Hi,
I'm an undergraduate student working on a signals project involving the M+ gyroscope sensor. I have a question regarding calculating the orientation from raw values.
When you calculated y, p, r values from the Raw values of the M+ accessed by wiimotelib, you multiply the values by 0.0155 to convert to deg/s. May I know where you get that number from? In the wiibrew page, they've mentioned a raw value of 8063 corresponds
to 595 deg/s therefore to convert to deg/s we need to multiply by 595/8063 (=0.074) But when I do that, I'm not able to scale it between 0 and 360 degrees. Yours seems more accurate. So, could you explain how you arrived at degree values from the raw
values?
Sorry I didn't know any other way to contact you ; I saw your comment in BrianPeek's blog.
Thanks!
Imelza


Dec 6, 2010 at 2:02 PM
Edited Dec 6, 2010 at 2:07 PM

Imelza,
Hmmmm. I thought I sent you the answer, but I was wrong. Let me think about it some more.
Jeremy



I believe that value was used to convert from degrees per second to degrees per update time (15 milliseconds).
Jeremy Sneeden



Hi, I got your reply, thanks!
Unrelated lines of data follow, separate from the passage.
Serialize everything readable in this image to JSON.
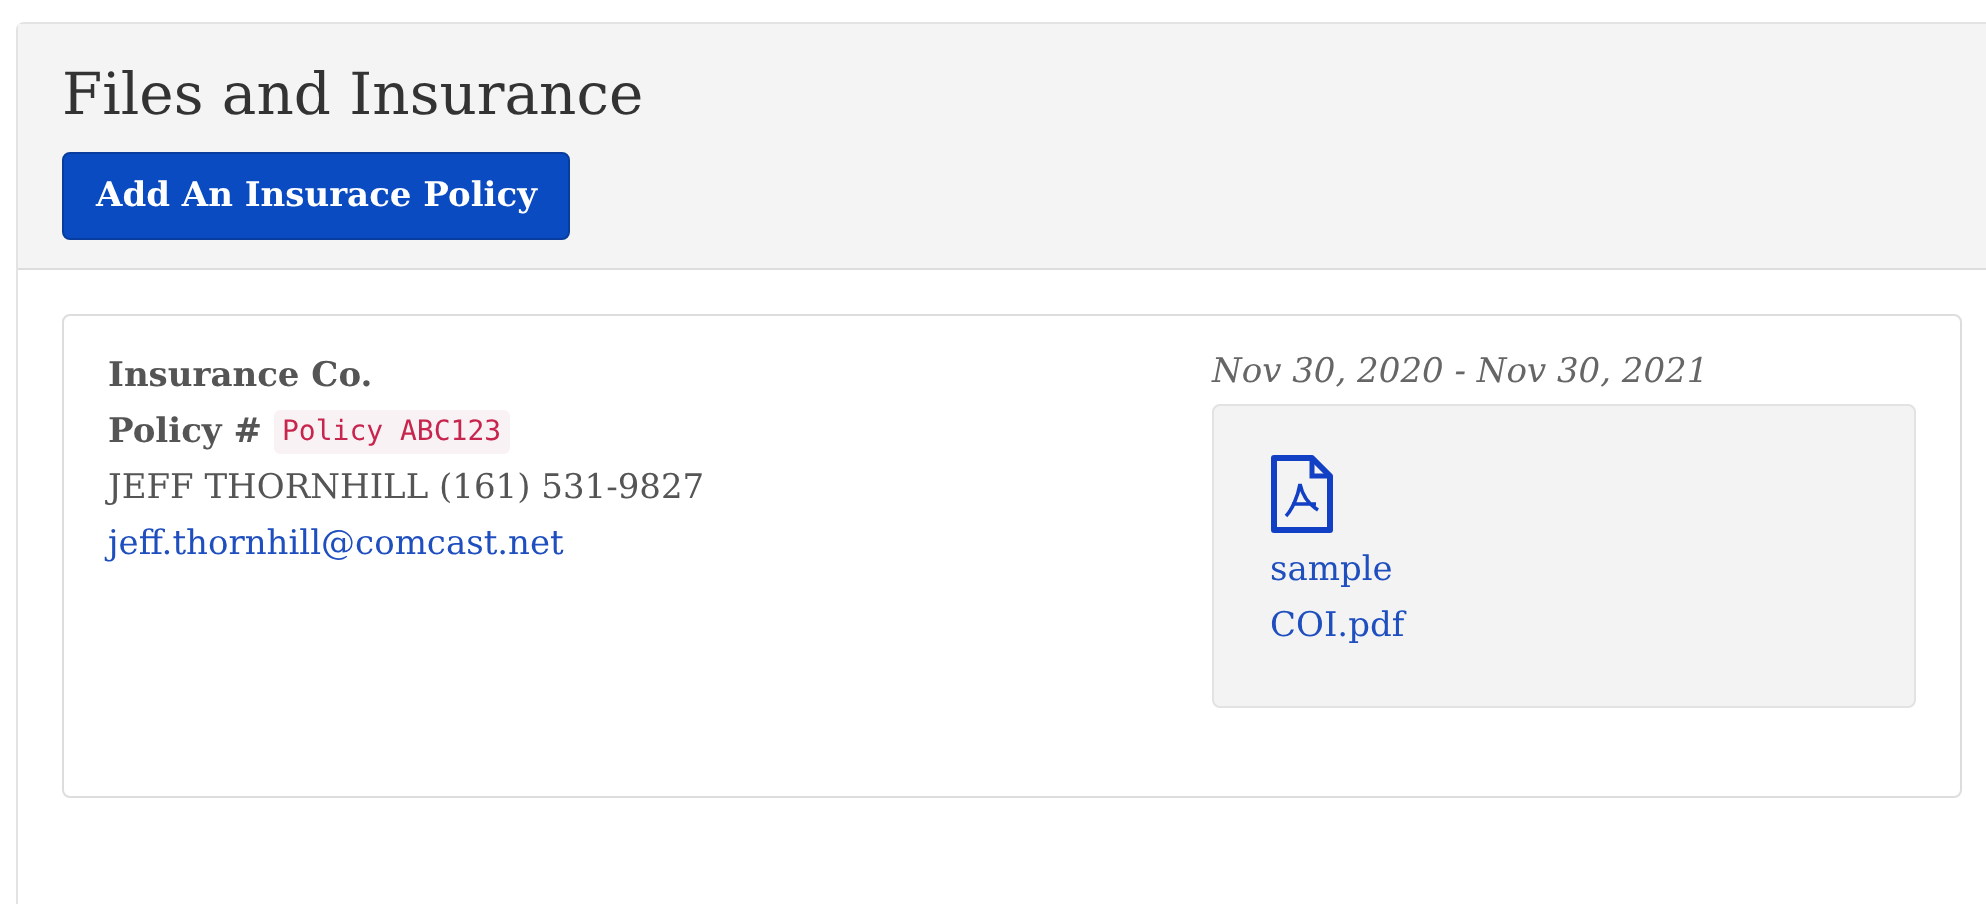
{
  "header": {
    "title": "Files and Insurance",
    "add_button": "Add An Insurace Policy"
  },
  "policies": [
    {
      "company": "Insurance Co.",
      "policy_label": "Policy #",
      "policy_number": "Policy ABC123",
      "contact": "JEFF THORNHILL (161) 531-9827",
      "email": "jeff.thornhill@comcast.net",
      "dates": "Nov 30, 2020 - Nov 30, 2021",
      "files": [
        {
          "name": "sample COI.pdf"
        }
      ]
    }
  ]
}
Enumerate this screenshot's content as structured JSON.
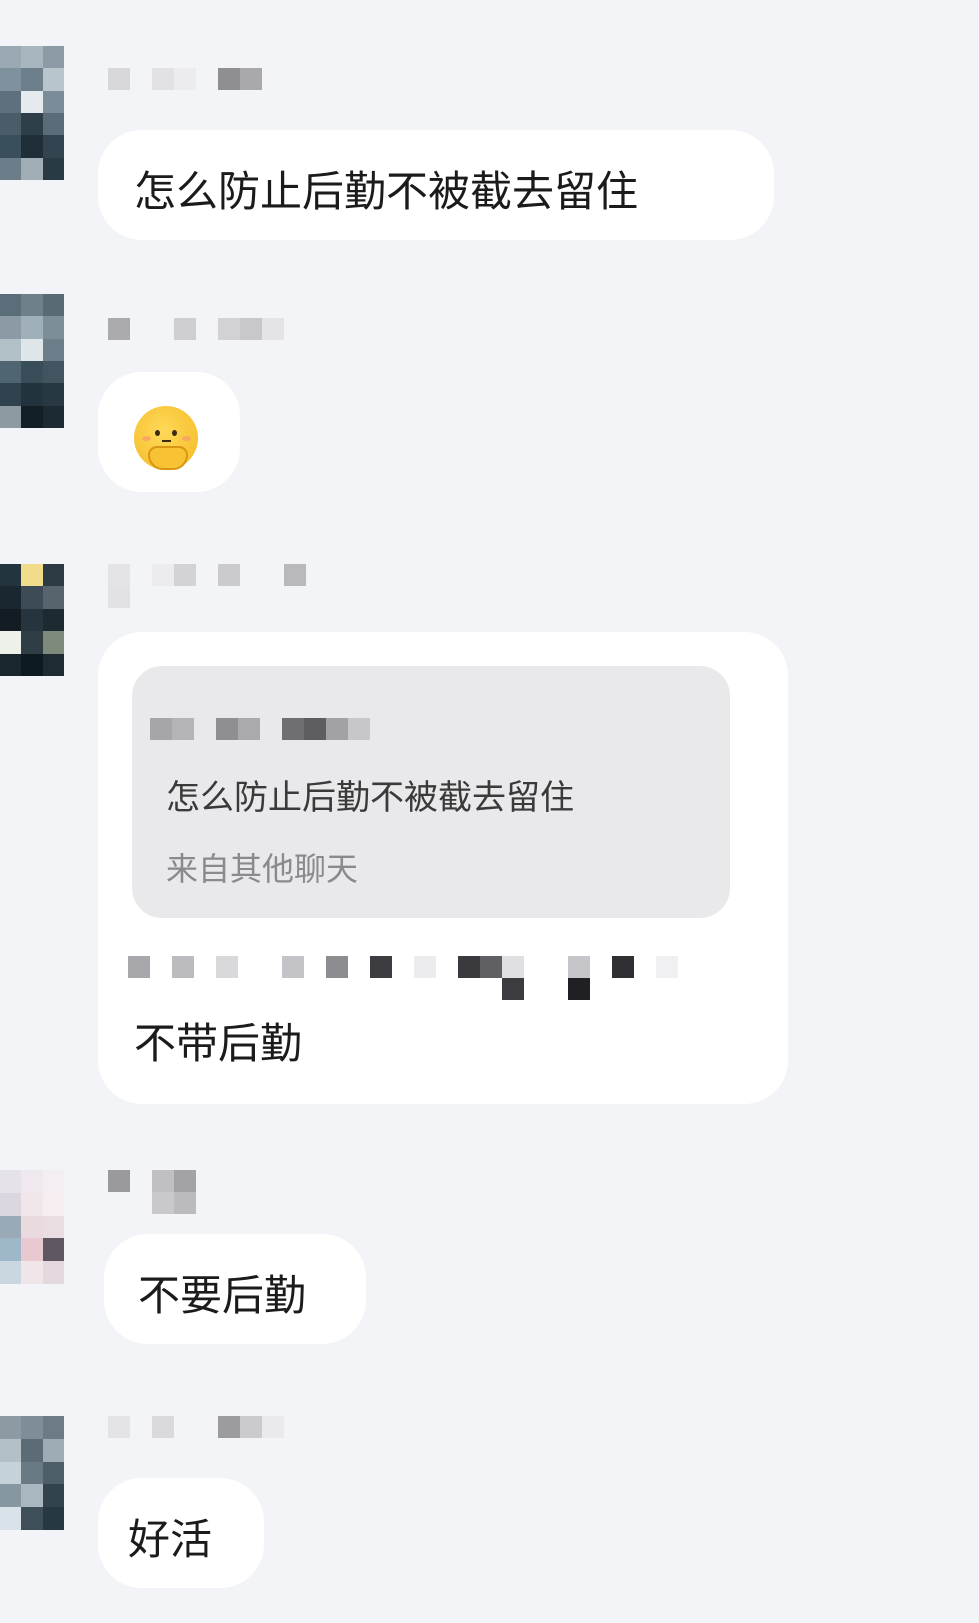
{
  "messages": [
    {
      "id": "m1",
      "type": "text",
      "text": "怎么防止后勤不被截去留住"
    },
    {
      "id": "m2",
      "type": "emoji",
      "icon": "thinking-hand-over-mouth-emoji"
    },
    {
      "id": "m3",
      "type": "quote-reply",
      "quote": {
        "text": "怎么防止后勤不被截去留住",
        "source": "来自其他聊天"
      },
      "text": "不带后勤"
    },
    {
      "id": "m4",
      "type": "text",
      "text": "不要后勤"
    },
    {
      "id": "m5",
      "type": "text",
      "text": "好活"
    }
  ],
  "colors": {
    "background": "#f3f4f8",
    "bubble": "#ffffff",
    "quote_card": "#e9e9ec",
    "text": "#1b1b1b",
    "muted_text": "#8a8a8e"
  }
}
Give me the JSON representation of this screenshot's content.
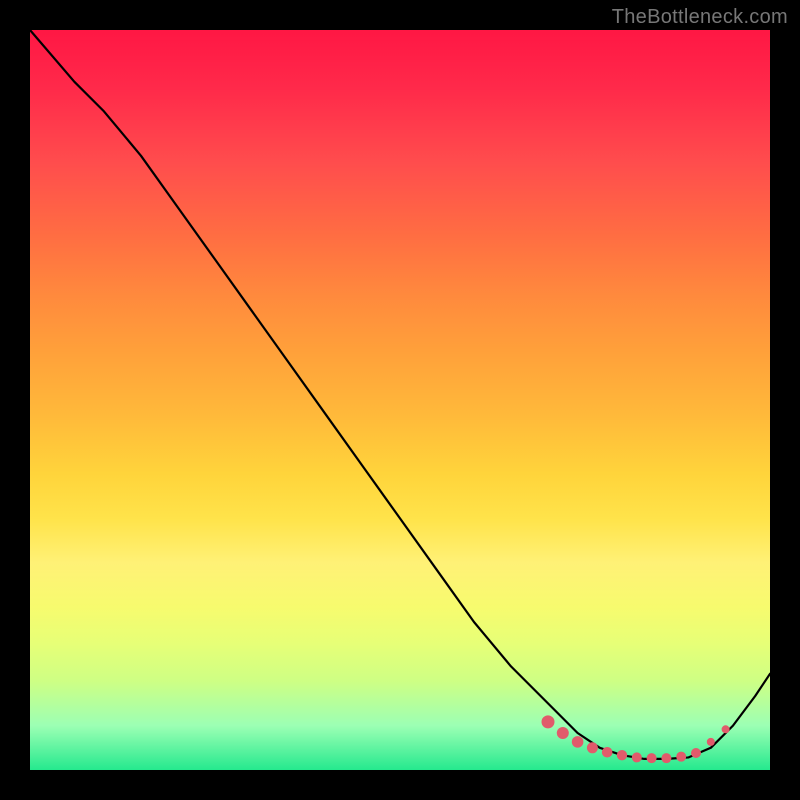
{
  "watermark": "TheBottleneck.com",
  "palette": {
    "frame": "#000000",
    "curve": "#000000",
    "markers": "#e15b6b"
  },
  "chart_data": {
    "type": "line",
    "title": "",
    "xlabel": "",
    "ylabel": "",
    "xlim": [
      0,
      100
    ],
    "ylim": [
      0,
      100
    ],
    "grid": false,
    "legend_position": "none",
    "series": [
      {
        "name": "bottleneck_curve",
        "x": [
          0,
          6,
          10,
          15,
          20,
          25,
          30,
          35,
          40,
          45,
          50,
          55,
          60,
          65,
          70,
          74,
          77,
          80,
          83,
          86,
          89,
          92,
          95,
          98,
          100
        ],
        "values": [
          100,
          93,
          89,
          83,
          76,
          69,
          62,
          55,
          48,
          41,
          34,
          27,
          20,
          14,
          9,
          5,
          3,
          2,
          1.5,
          1.5,
          1.7,
          3,
          6,
          10,
          13
        ]
      }
    ],
    "markers": {
      "name": "highlighted_range",
      "x": [
        70,
        72,
        74,
        76,
        78,
        80,
        82,
        84,
        86,
        88,
        90,
        92,
        94
      ],
      "values": [
        6.5,
        5.0,
        3.8,
        3.0,
        2.4,
        2.0,
        1.7,
        1.6,
        1.6,
        1.8,
        2.3,
        3.8,
        5.5
      ],
      "radius": [
        6.5,
        6.0,
        5.8,
        5.5,
        5.3,
        5.2,
        5.0,
        5.0,
        5.0,
        5.0,
        5.0,
        4.0,
        4.0
      ]
    },
    "annotations": []
  }
}
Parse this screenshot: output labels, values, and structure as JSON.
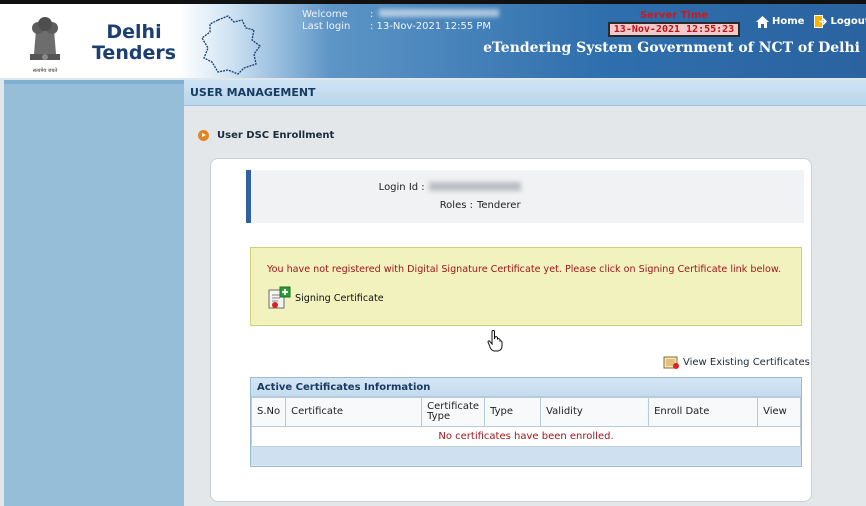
{
  "header": {
    "brand_line1": "Delhi",
    "brand_line2": "Tenders",
    "welcome_label": "Welcome",
    "welcome_sep": ":",
    "last_login_label": "Last login",
    "last_login_value": ":  13-Nov-2021 12:55 PM",
    "server_time_label": "Server Time",
    "server_time_value": "13-Nov-2021 12:55:23",
    "home_label": "Home",
    "logout_label": "Logout",
    "system_title": "eTendering System Government of NCT of Delhi",
    "emblem_caption": "सत्यमेव जयते"
  },
  "titlebar": {
    "title": "USER MANAGEMENT"
  },
  "section": {
    "title": "User DSC Enrollment"
  },
  "login_info": {
    "login_id_label": "Login Id :",
    "login_id_value": "alok.autotest@gmail.com",
    "roles_label": "Roles :",
    "roles_value": "Tenderer"
  },
  "notice": {
    "message": "You have not registered with Digital Signature Certificate yet. Please click on Signing Certificate link below.",
    "signing_link": "Signing Certificate"
  },
  "view_existing": "View Existing Certificates",
  "cert_table": {
    "caption": "Active Certificates Information",
    "columns": [
      "S.No",
      "Certificate",
      "Certificate Type",
      "Type",
      "Validity",
      "Enroll Date",
      "View"
    ],
    "empty_message": "No certificates have been enrolled."
  },
  "colors": {
    "header_blue": "#2f6fad",
    "left_nav": "#96bed8",
    "notice_bg": "#f2f2bf",
    "notice_text": "#a2161a",
    "server_time_text": "#c01010"
  }
}
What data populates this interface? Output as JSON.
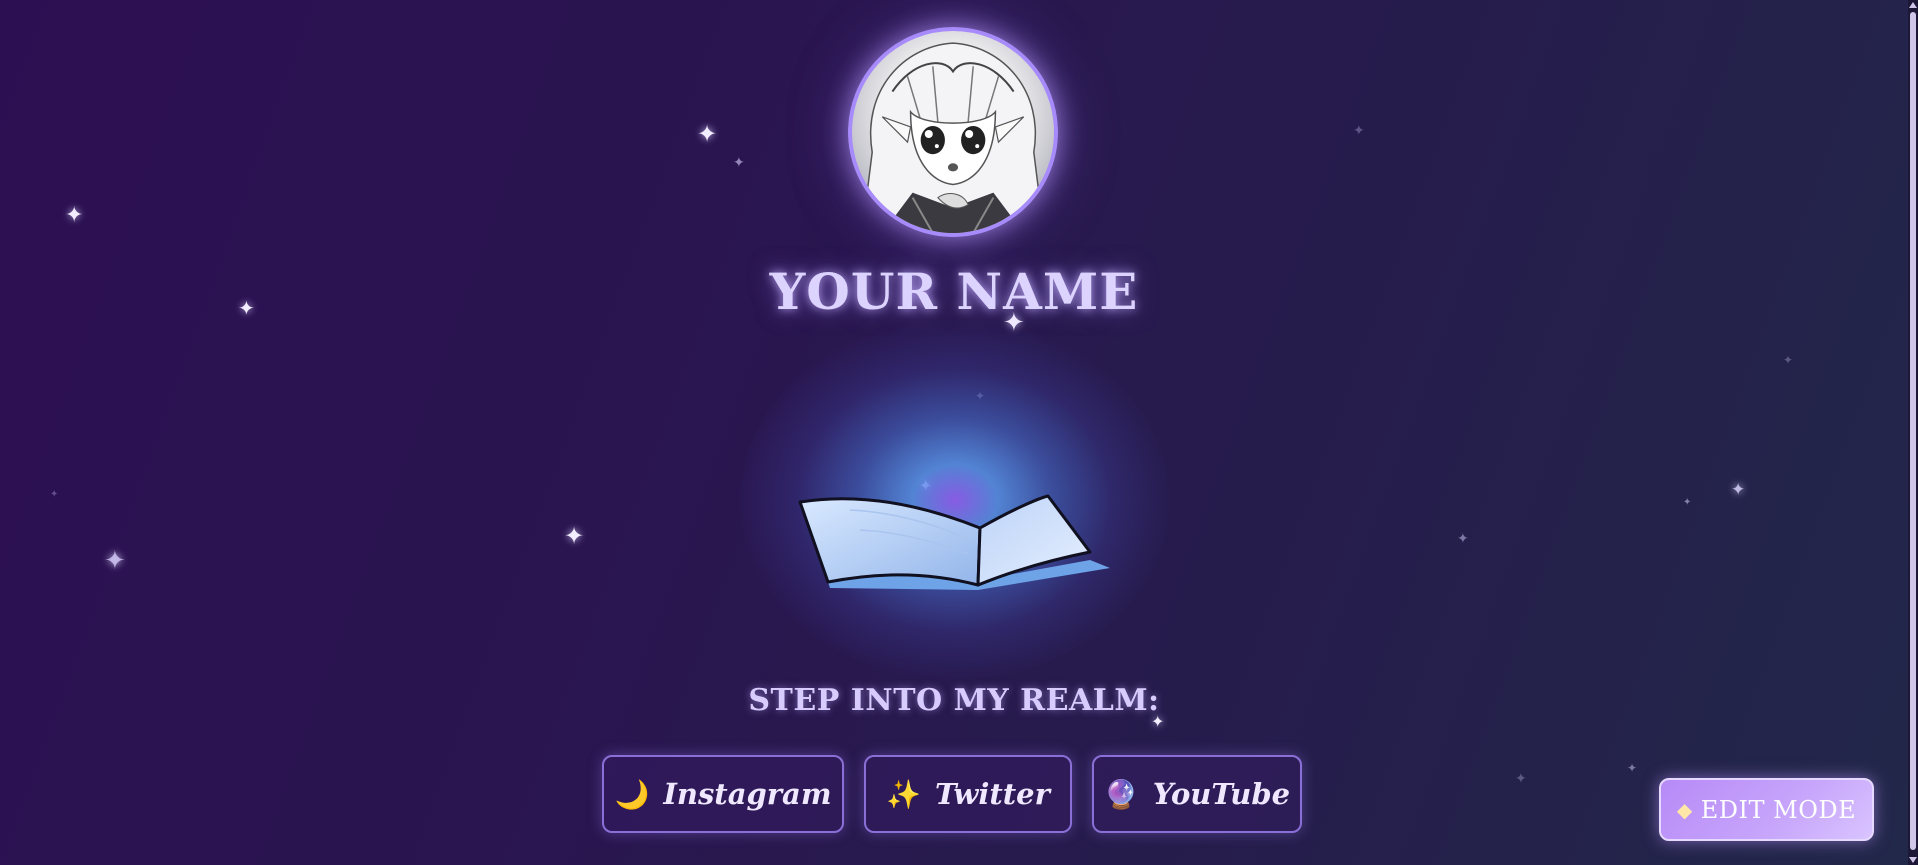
{
  "profile": {
    "name": "YOUR NAME",
    "avatar_icon": "anime-portrait-avatar"
  },
  "hero": {
    "book_icon": "open-book-icon",
    "glow_colors": [
      "#8c5feb",
      "#5a96eb",
      "#4b78dc"
    ]
  },
  "realm": {
    "heading": "STEP INTO MY REALM:"
  },
  "links": [
    {
      "label": "Instagram",
      "icon": "🌙",
      "icon_name": "moon-icon"
    },
    {
      "label": "Twitter",
      "icon": "✨",
      "icon_name": "sparkles-icon"
    },
    {
      "label": "YouTube",
      "icon": "🔮",
      "icon_name": "crystal-ball-icon"
    }
  ],
  "edit": {
    "label": "EDIT MODE",
    "icon": "🔮",
    "icon_name": "crystal-icon"
  },
  "colors": {
    "accent": "#a78bfa",
    "background_start": "#2c0f52",
    "background_end": "#22284a",
    "button_border": "#8a70d6"
  }
}
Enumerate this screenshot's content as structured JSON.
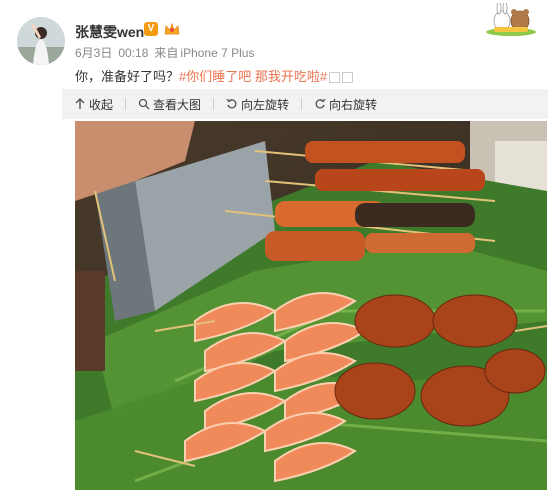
{
  "user": {
    "name": "张慧雯wen",
    "verified_label": "V"
  },
  "meta": {
    "date": "6月3日",
    "time": "00:18",
    "source_prefix": "来自",
    "device": "iPhone 7 Plus"
  },
  "post": {
    "text_plain": "你，准备好了吗？",
    "hashtag": "#你们睡了吧 那我开吃啦#"
  },
  "toolbar": {
    "collapse": "收起",
    "view_large": "查看大图",
    "rotate_left": "向左旋转",
    "rotate_right": "向右旋转"
  },
  "icons": {
    "collapse": "arrow-up-icon",
    "view_large": "magnifier-icon",
    "rotate_left": "rotate-left-icon",
    "rotate_right": "rotate-right-icon",
    "avatar": "avatar",
    "badge": "crown-icon"
  },
  "colors": {
    "accent": "#eb7350",
    "verified": "#f39c12",
    "toolbar_bg": "#f2f2f5"
  }
}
Now what's that G.z you use in the formula?
Angle.Z = .98f * (Angle.Z + (G.Z * .015f)) + .02f * A.Z;
I understand Angle.z is the integration sum and A.z is the new turn rate right? Doing G.z*updatetime makes G.z look like some angle...
You see, I've been trying to make sense of the raw values from WM+ using this method

Calibrate the Motionplus (i.e. Find the raw value that corresponds to zero; I do this by holding it stationary for a point of time)

For every subsequent raw value read, I subtract the zero value from it to get the "relative" raw value.

Then, I scale this value using
http://wiibrew.org/wiki/Wiimote/Extension_Controllers (checking for yaw_fast, pitch_fast etc.), and multiply by 0.33 if its in fast mode and 0.072 if its in slow mode

Finally I sum up all these values over time (discrete integration) to get the angle of the wiimote wrt initial orientation.
To calculate this relative to world coordinates, I add an initial orientation value I get from an electronic compass.
The problem is my values just won't scale, and even when my wiimote is stationary, my y,p,r values add up to over 360400 degrees eventually. I have no idea where this extra noise is coming from; I calculate my zero value by checking for 2 consecutive identical
raw values initially.
Do you know where I might be going wrong?
Thanks, and I'm sorry for the bother!


Dec 6, 2010 at 8:02 PM
Edited Dec 6, 2010 at 8:04 PM

Calibrate the Motionplus (i.e. Find the raw value that corresponds to zero; I do this by holding it stationary for a point of time) 
Exactly what I do. It is zeroed by pressing the button to start a swing.
For every subsequent raw value read, I subtract the zero value from it to get the "relative" raw value.  Exactly what I do.
Then, I scale this value using http://wiibrew.org/wiki/Wiimote/Extension_Controllers (checking for yaw_fast, pitch_fast etc.), and multiply by 0.33 if its in fast
mode and 0.072 if its in slow mode  I would check on this. I have .25 and .05 as my values for multiplication (actually I divide by 4 and 20).
Finally I sum up all these values over time (discrete integration) to get the angle of the wiimote wrt initial orientation.
This is what I do, but I only take 98% of the value. This is leftover from experimenting with various methods of combating jitter.
To calculate this relative to world coordinates, I add an initial orientation value I get from an electronic compass.
I do this to create an orientation matrix for my disc:
return Quaternion.CreateFromYawPitchRoll(MathHelper.ToRadians(Angle.Z * 1), MathHelper.ToRadians(Angle.X), MathHelper.ToRadians(Angle.Y)); This is bad and needs some checking to ensure you are multiplying the right axis by 1. It works
fine if the wiimote was faceup when initialized.
A.Z is currently set to 0, and as far as I can see is never changed. I was experimenting with various methods for reducing jitter, and I kept the formulas there to facilitate experimentation. The A.Z (and the accompanying percentage) can be used
to smooth the jitter by setting it to the previous value of the Angle. Then you can change the percentages to adjust for how much you "trust" the data from the sensor. I know from experience that getting this to work can be extremely
frustrating. When it does finally work (or somewhat work in my case), it is pretty cool.
Jeremy